### TASK PROMPT
Go through the listing and copy each line that has the string "JSON" in it.

### PROVIDED RECORDS
------

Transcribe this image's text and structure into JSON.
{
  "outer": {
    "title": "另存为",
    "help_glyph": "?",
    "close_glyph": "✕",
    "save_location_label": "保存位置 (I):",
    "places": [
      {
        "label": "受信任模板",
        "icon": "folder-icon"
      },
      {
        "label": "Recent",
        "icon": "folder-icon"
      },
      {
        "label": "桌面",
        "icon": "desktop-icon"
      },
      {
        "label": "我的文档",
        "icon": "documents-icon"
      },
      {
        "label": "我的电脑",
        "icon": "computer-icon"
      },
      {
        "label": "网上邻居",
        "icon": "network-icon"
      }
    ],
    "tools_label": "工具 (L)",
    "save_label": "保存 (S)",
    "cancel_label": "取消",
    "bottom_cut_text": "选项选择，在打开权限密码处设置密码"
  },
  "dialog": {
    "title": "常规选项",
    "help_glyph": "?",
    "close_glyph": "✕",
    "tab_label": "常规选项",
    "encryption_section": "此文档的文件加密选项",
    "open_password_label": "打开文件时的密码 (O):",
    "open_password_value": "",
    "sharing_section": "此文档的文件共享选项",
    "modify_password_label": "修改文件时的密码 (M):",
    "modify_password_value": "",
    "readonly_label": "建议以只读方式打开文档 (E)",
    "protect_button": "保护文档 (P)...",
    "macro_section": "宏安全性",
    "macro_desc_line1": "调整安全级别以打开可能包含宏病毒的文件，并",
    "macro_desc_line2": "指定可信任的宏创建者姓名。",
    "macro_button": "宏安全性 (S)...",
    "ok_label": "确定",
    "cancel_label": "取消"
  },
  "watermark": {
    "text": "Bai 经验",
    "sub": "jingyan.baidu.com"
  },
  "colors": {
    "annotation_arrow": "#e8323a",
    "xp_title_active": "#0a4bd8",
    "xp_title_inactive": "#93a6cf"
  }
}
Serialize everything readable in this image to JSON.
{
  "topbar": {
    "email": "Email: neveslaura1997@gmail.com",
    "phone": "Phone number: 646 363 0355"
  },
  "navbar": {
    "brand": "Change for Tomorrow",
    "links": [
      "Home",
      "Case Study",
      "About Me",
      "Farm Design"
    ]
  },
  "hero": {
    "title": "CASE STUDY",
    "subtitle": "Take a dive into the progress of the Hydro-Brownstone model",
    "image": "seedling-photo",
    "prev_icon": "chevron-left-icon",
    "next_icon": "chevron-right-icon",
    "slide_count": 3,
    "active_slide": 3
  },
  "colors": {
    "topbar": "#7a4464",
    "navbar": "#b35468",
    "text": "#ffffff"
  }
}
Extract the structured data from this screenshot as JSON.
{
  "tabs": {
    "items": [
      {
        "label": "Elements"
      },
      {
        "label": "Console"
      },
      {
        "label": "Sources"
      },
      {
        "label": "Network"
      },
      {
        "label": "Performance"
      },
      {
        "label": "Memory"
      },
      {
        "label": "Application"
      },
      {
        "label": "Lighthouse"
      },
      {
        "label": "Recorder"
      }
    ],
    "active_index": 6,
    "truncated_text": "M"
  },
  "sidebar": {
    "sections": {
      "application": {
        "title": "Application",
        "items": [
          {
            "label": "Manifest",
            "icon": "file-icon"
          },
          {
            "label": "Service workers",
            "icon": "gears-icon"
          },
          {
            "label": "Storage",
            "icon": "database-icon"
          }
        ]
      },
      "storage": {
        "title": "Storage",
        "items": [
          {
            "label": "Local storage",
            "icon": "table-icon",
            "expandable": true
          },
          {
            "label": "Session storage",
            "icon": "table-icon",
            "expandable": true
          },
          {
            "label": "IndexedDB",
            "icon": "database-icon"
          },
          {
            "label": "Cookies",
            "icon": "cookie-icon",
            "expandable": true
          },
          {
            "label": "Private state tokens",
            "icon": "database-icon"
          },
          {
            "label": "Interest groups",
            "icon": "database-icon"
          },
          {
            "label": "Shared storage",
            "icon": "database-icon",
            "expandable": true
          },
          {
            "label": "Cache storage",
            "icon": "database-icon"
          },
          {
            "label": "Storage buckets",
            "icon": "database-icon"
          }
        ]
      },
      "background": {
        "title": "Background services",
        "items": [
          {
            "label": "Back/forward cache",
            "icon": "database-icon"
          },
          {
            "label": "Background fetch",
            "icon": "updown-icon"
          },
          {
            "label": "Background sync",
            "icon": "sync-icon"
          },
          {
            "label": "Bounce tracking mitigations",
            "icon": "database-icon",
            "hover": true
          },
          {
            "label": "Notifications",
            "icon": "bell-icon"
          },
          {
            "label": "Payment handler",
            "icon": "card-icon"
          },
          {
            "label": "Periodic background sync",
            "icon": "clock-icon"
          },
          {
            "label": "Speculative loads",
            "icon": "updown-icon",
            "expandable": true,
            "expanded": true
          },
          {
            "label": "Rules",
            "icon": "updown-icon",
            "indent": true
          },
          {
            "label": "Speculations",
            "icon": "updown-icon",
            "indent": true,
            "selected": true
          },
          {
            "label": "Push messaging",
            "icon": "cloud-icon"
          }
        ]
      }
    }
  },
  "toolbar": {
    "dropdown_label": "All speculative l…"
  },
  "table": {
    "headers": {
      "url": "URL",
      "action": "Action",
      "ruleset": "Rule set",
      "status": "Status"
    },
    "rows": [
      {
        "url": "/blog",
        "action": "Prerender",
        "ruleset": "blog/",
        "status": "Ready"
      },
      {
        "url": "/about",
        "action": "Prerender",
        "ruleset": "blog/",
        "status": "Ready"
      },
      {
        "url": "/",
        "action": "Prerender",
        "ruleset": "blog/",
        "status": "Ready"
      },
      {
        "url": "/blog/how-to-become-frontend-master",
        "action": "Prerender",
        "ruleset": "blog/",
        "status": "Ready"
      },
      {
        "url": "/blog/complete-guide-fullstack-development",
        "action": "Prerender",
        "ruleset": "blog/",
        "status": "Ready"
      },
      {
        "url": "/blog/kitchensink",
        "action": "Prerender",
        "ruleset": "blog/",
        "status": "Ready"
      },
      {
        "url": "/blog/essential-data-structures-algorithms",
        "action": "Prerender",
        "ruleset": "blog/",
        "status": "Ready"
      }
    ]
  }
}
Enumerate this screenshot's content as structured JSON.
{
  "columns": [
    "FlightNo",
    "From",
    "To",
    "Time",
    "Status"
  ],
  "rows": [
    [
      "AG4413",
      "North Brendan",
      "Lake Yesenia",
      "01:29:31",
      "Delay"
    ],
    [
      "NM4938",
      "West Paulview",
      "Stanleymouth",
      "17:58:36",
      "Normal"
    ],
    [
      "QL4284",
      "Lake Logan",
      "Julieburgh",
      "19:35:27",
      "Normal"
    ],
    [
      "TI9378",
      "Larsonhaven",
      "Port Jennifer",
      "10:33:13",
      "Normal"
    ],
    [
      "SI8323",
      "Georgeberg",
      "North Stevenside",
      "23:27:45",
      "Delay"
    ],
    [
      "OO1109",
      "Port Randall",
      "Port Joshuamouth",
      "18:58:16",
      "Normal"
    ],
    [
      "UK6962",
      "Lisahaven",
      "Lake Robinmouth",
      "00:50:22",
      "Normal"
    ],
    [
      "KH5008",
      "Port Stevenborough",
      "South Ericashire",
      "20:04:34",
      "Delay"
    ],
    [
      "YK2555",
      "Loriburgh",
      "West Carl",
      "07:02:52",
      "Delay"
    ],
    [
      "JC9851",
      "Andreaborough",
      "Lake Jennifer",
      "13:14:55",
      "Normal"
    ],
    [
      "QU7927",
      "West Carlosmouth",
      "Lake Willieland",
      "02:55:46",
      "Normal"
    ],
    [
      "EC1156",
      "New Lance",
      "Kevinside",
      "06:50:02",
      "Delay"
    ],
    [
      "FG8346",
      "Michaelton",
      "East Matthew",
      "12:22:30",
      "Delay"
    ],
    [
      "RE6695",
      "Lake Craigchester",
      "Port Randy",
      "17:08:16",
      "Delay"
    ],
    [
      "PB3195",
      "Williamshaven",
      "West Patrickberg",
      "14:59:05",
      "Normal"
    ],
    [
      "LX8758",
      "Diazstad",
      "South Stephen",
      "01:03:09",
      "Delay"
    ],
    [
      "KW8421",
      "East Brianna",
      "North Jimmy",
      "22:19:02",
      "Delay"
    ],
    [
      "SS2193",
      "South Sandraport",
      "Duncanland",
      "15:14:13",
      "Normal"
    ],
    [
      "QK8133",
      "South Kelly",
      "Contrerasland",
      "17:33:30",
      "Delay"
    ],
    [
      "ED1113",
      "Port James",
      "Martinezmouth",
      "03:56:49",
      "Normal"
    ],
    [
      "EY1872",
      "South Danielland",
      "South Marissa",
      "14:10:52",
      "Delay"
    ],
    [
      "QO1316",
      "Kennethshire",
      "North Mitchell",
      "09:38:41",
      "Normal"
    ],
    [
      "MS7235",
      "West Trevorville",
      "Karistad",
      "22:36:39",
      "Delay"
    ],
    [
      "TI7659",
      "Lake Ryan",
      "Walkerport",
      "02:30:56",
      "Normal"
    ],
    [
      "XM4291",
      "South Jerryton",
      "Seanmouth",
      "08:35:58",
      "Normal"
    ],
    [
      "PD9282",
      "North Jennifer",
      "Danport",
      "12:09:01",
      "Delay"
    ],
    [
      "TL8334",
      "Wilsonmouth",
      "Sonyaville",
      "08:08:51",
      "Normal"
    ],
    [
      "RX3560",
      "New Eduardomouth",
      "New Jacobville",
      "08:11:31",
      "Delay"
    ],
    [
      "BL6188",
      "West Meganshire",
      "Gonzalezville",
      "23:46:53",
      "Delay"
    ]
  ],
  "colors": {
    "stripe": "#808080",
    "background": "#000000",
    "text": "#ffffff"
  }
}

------

### RESPONSE AREA
Transcribe this image's text and structure into JSON.
Serialize everything readable in this image to JSON.
Extract the structured data from this screenshot as JSON.
Enumerate this screenshot's content as structured JSON.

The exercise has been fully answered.